What’s Your Point?

What is your point?

Rude as it sounds, the question “What’s your point?” reminds writers that communication always has a purpose. We don’t write merely to put words on paper. We want to express a thought, an idea, an opinion, a feeling, even an irony, and we want someone else to understand what we’re saying. For example, the point that an image makes (whether visual or textual) must be clearly constructed. The potential irony of the two signs to the left is clear from their juxtaposition. Most handicapped persons are not going to be riding skateboards.

Reflective Writing:

Even reflective writing, which is more internal or inner-directed and often wandering, comes down to a point or maybe even several points. The mind prefers order, so even in free-write mode, a writer is brought around to the point that is driving the reflection.

The Reader:

When we bring the reader into the picture (and the reader is always hovering over our shoulder), then we must hone our point to be sure that our readers gets it and does not mistake it for some other. Ultimately, interpretation always belongs to the reader, so the writer’s job is to shape the interpretation of the text in the direction that he or she wants it to go. Clarity here is the key.

Get to the Point:

So, use your free-writing to get the ideas flowing and then analyze what you have written to be certain your main idea or point is clear. Move the clutter from around it. Make the point early on. Don’t confuse your reader about what you’re trying to say. Get to the point.

Revising Is a Layered Affair

The Revision Button: In teaching writing, I’ve noticed that, early on, students feel if they can just get an assignment written, that means it’s done. Later, perhaps when we’re workshopping the papers in class, students read their papers aloud and discover all sorts of snags or problems they could have corrected if they had just taken the time to reread beforehand. At this point, usually the revision button clicks on, and developing writers are more open to learning how to revise, edit, and proof.

Layers of Sand25000

Layers of Text: What writers eventually discover is that revising is a many-layered affair. Even just a second reading of a paper or article typically turns up a number of surface-level corrections that need to be made. Later readings frequently turn up more subtle inconsistencies or incoherencies, even among experienced writers.

More Than One Draft: On the surface level, perhaps we are weak in grammar or punctuation or maybe we just have multiple typos. We make those surface-level corrections and dutifully reread our new draft only to notice that certain logical connections between ideas are lacking or, perhaps, our ideas (as brilliant as they are) are not organized in a coherent fashion. This reworking of the paper may take us longer to accomplish. When these revisions are complete, we happily reread our paper only to discover nuances engendered by our word choices are now suspect. The words may not be specific enough or may simply be used incorrectly. So, another revision of the paper is needed.

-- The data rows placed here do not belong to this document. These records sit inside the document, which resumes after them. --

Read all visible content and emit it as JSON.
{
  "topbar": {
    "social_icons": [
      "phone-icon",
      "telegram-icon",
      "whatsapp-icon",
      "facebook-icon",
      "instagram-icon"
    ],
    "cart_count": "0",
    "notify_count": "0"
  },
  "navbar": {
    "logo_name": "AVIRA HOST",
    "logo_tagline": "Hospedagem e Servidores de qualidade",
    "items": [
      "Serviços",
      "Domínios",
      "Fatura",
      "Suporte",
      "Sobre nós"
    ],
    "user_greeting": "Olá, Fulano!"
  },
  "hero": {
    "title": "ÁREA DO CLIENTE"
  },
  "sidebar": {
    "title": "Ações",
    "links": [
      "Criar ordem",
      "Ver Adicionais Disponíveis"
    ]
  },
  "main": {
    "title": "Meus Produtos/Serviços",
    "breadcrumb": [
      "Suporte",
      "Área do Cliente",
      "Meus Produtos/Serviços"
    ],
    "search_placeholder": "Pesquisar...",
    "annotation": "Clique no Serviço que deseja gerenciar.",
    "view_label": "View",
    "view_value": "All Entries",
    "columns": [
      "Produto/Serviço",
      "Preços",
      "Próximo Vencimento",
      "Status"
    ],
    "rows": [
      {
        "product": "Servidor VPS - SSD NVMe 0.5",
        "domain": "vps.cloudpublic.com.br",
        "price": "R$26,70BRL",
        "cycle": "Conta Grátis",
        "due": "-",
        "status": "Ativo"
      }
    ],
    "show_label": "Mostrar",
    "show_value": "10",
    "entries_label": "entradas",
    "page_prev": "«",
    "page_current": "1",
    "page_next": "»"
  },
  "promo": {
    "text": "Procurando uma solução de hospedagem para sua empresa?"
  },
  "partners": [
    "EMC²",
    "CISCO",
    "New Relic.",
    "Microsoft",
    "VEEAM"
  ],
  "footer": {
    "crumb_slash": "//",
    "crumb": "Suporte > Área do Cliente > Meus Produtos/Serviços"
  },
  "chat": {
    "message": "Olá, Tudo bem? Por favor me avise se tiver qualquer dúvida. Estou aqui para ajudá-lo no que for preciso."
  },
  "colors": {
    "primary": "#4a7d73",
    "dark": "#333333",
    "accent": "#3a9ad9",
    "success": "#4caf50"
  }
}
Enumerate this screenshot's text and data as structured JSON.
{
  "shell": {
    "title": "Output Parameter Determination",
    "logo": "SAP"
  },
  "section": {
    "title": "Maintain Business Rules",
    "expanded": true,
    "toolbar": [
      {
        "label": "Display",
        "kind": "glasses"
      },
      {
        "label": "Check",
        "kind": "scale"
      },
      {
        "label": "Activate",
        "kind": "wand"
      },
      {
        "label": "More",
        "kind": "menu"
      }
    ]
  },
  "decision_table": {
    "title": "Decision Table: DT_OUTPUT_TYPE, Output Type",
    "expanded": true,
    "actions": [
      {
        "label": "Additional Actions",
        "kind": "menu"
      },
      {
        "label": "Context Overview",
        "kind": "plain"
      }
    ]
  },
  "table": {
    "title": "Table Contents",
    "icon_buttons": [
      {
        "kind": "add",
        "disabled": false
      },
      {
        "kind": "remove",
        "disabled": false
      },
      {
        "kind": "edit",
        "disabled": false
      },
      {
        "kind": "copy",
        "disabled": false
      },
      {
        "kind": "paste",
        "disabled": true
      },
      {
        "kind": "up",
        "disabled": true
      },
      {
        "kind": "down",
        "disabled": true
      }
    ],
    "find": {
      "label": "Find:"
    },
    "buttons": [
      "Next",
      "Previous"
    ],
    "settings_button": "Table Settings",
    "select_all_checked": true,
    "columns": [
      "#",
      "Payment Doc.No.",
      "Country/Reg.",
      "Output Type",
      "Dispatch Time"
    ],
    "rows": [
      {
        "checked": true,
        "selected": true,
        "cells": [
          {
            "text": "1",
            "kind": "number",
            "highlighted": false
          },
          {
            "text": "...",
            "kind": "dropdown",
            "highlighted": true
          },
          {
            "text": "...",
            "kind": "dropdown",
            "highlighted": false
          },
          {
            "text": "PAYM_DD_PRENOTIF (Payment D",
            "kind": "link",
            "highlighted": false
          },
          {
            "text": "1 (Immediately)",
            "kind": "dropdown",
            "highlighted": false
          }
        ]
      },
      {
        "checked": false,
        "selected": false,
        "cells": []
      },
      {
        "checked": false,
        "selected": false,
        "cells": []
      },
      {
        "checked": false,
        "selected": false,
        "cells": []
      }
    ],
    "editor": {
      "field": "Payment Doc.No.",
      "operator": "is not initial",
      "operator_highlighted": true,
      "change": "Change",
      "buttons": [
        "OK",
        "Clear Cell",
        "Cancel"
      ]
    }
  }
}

A Layered Affair: By now, the writer is beginning to accept that revision is, indeed, a layered affair. Every time one level of the paper is cleaned up, somehow that revision exposes problems on a more subtle level. Now, if someone is beginning to love writing, this process of refinement, of looking at one’s writing at subtler and subtler levels, becomes intriguing and creative. If writing is still felt to be a chore, then emerging writers may still be able see the practical value of revising as a means for improving their grade.

Click That Revision Button: We hope for growth along the more creative avenue, but, either way, clicking on the revision button in a writer’s experience is a definite win-win.

Image:

Credit line (HTML Code):

© Matthew Clausen | Dreamstime.com

Title: Layers of Sand